■ **Task item**:
All of the entries must appear again exactly as written.

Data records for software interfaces
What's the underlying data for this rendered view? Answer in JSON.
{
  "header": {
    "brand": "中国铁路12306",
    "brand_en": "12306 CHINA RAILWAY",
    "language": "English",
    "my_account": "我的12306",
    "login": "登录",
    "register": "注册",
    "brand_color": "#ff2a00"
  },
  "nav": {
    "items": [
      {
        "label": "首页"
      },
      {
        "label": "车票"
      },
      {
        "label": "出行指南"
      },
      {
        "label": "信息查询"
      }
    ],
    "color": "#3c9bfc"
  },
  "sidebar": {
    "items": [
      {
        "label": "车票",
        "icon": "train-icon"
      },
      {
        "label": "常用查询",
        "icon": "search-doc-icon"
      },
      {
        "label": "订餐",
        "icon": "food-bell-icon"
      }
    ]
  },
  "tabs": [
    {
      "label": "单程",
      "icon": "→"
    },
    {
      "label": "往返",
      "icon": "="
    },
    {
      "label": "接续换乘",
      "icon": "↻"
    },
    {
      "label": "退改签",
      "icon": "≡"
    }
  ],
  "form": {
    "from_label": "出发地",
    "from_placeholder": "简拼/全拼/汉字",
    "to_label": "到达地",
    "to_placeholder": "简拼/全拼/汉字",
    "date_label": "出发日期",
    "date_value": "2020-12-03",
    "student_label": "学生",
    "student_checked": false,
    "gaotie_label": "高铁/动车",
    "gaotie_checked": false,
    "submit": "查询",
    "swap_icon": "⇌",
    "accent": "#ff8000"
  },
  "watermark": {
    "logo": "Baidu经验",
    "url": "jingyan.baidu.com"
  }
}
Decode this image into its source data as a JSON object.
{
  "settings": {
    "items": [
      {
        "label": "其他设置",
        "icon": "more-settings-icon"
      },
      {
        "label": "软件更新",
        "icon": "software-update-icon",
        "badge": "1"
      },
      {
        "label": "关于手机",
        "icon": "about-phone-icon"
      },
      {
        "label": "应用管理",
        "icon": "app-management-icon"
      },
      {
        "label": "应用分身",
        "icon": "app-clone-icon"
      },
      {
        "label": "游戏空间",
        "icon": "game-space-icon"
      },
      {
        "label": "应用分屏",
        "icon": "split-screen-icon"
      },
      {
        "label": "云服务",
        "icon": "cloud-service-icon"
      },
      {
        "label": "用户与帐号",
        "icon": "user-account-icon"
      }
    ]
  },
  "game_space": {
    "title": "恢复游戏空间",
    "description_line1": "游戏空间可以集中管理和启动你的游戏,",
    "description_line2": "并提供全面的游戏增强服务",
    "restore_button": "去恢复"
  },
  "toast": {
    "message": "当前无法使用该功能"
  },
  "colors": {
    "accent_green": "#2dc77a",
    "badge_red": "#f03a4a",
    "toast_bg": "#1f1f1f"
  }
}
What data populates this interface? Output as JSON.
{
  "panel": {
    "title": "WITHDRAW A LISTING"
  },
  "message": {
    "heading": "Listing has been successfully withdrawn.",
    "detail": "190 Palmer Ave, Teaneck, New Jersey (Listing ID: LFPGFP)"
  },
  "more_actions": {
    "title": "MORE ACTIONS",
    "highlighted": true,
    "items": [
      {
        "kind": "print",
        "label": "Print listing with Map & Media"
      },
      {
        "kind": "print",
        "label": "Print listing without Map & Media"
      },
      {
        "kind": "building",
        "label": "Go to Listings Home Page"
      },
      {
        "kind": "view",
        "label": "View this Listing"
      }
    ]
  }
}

■ **Response to the task**:
What's the underlying data for this rendered view? Answer in JSON.
{
  "header": {
    "brand": "中国铁路12306",
    "brand_en": "12306 CHINA RAILWAY",
    "language": "English",
    "my_account": "我的12306",
    "login": "登录",
    "register": "注册",
    "brand_color": "#ff2a00"
  },
  "nav": {
    "items": [
      {
        "label": "首页"
      },
      {
        "label": "车票"
      },
      {
        "label": "出行指南"
      },
      {
        "label": "信息查询"
      }
    ],
    "color": "#3c9bfc"
  },
  "sidebar": {
    "items": [
      {
        "label": "车票",
        "icon": "train-icon"
      },
      {
        "label": "常用查询",
        "icon": "search-doc-icon"
      },
      {
        "label": "订餐",
        "icon": "food-bell-icon"
      }
    ]
  },
  "tabs": [
    {
      "label": "单程",
      "icon": "→"
    },
    {
      "label": "往返",
      "icon": "="
    },
    {
      "label": "接续换乘",
      "icon": "↻"
    },
    {
      "label": "退改签",
      "icon": "≡"
    }
  ],
  "form": {
    "from_label": "出发地",
    "from_placeholder": "简拼/全拼/汉字",
    "to_label": "到达地",
    "to_placeholder": "简拼/全拼/汉字",
    "date_label": "出发日期",
    "date_value": "2020-12-03",
    "student_label": "学生",
    "student_checked": false,
    "gaotie_label": "高铁/动车",
    "gaotie_checked": false,
    "submit": "查询",
    "swap_icon": "⇌",
    "accent": "#ff8000"
  },
  "watermark": {
    "logo": "Baidu经验",
    "url": "jingyan.baidu.com"
  }
}
Decode this image into its source data as a JSON object.
{
  "settings": {
    "items": [
      {
        "label": "其他设置",
        "icon": "more-settings-icon"
      },
      {
        "label": "软件更新",
        "icon": "software-update-icon",
        "badge": "1"
      },
      {
        "label": "关于手机",
        "icon": "about-phone-icon"
      },
      {
        "label": "应用管理",
        "icon": "app-management-icon"
      },
      {
        "label": "应用分身",
        "icon": "app-clone-icon"
      },
      {
        "label": "游戏空间",
        "icon": "game-space-icon"
      },
      {
        "label": "应用分屏",
        "icon": "split-screen-icon"
      },
      {
        "label": "云服务",
        "icon": "cloud-service-icon"
      },
      {
        "label": "用户与帐号",
        "icon": "user-account-icon"
      }
    ]
  },
  "game_space": {
    "title": "恢复游戏空间",
    "description_line1": "游戏空间可以集中管理和启动你的游戏,",
    "description_line2": "并提供全面的游戏增强服务",
    "restore_button": "去恢复"
  },
  "toast": {
    "message": "当前无法使用该功能"
  },
  "colors": {
    "accent_green": "#2dc77a",
    "badge_red": "#f03a4a",
    "toast_bg": "#1f1f1f"
  }
}
What data populates this interface? Output as JSON.
{
  "panel": {
    "title": "WITHDRAW A LISTING"
  },
  "message": {
    "heading": "Listing has been successfully withdrawn.",
    "detail": "190 Palmer Ave, Teaneck, New Jersey (Listing ID: LFPGFP)"
  },
  "more_actions": {
    "title": "MORE ACTIONS",
    "highlighted": true,
    "items": [
      {
        "kind": "print",
        "label": "Print listing with Map & Media"
      },
      {
        "kind": "print",
        "label": "Print listing without Map & Media"
      },
      {
        "kind": "building",
        "label": "Go to Listings Home Page"
      },
      {
        "kind": "view",
        "label": "View this Listing"
      }
    ]
  }
}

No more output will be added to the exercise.